AIM OF THE EXERCISE: Your output should be an exact copy of the records, with no pictures in it.

SUPPLIED MATERIAL:
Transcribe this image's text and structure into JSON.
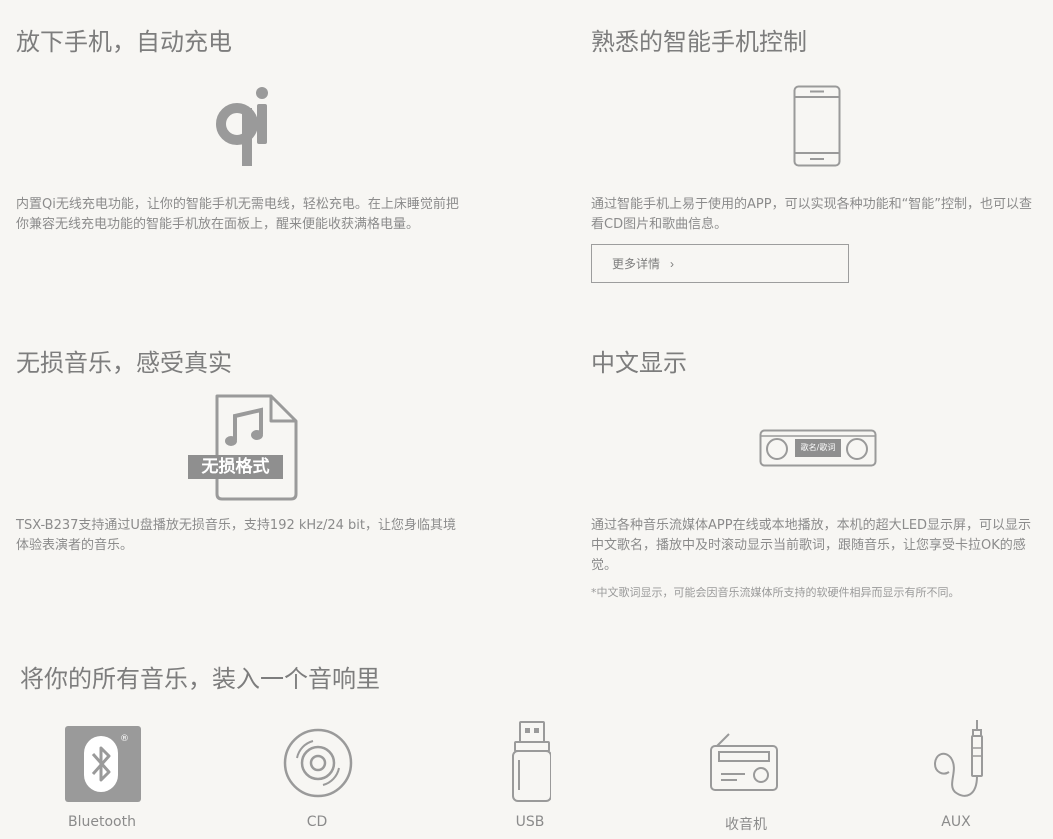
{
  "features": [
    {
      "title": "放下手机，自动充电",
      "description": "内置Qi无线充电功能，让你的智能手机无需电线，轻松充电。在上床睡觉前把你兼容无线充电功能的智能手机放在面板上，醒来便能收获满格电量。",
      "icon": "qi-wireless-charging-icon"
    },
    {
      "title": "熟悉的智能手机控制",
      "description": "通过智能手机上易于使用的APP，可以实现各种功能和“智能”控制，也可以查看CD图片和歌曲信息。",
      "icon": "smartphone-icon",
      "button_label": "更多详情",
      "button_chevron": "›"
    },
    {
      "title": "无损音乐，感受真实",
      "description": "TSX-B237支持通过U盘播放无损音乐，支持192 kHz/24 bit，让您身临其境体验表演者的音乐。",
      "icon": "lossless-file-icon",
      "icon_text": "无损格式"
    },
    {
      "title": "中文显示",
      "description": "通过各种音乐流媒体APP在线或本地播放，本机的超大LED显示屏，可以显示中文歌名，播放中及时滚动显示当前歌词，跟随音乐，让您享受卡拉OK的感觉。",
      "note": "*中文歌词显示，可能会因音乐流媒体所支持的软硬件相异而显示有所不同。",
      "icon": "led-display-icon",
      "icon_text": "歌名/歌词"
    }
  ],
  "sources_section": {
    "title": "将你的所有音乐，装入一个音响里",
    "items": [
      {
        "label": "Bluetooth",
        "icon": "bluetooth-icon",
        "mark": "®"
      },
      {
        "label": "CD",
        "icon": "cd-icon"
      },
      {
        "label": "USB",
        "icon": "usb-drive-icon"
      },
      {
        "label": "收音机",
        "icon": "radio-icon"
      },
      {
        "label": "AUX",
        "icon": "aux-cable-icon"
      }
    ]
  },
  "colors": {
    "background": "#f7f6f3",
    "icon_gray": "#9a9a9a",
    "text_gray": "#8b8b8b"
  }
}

TASK SOLUTION:
Transcribe this image's text and structure into JSON.
{
  "features": [
    {
      "title": "放下手机，自动充电",
      "description": "内置Qi无线充电功能，让你的智能手机无需电线，轻松充电。在上床睡觉前把你兼容无线充电功能的智能手机放在面板上，醒来便能收获满格电量。",
      "icon": "qi-wireless-charging-icon"
    },
    {
      "title": "熟悉的智能手机控制",
      "description": "通过智能手机上易于使用的APP，可以实现各种功能和“智能”控制，也可以查看CD图片和歌曲信息。",
      "icon": "smartphone-icon",
      "button_label": "更多详情",
      "button_chevron": "›"
    },
    {
      "title": "无损音乐，感受真实",
      "description": "TSX-B237支持通过U盘播放无损音乐，支持192 kHz/24 bit，让您身临其境体验表演者的音乐。",
      "icon": "lossless-file-icon",
      "icon_text": "无损格式"
    },
    {
      "title": "中文显示",
      "description": "通过各种音乐流媒体APP在线或本地播放，本机的超大LED显示屏，可以显示中文歌名，播放中及时滚动显示当前歌词，跟随音乐，让您享受卡拉OK的感觉。",
      "note": "*中文歌词显示，可能会因音乐流媒体所支持的软硬件相异而显示有所不同。",
      "icon": "led-display-icon",
      "icon_text": "歌名/歌词"
    }
  ],
  "sources_section": {
    "title": "将你的所有音乐，装入一个音响里",
    "items": [
      {
        "label": "Bluetooth",
        "icon": "bluetooth-icon",
        "mark": "®"
      },
      {
        "label": "CD",
        "icon": "cd-icon"
      },
      {
        "label": "USB",
        "icon": "usb-drive-icon"
      },
      {
        "label": "收音机",
        "icon": "radio-icon"
      },
      {
        "label": "AUX",
        "icon": "aux-cable-icon"
      }
    ]
  },
  "colors": {
    "background": "#f7f6f3",
    "icon_gray": "#9a9a9a",
    "text_gray": "#8b8b8b"
  }
}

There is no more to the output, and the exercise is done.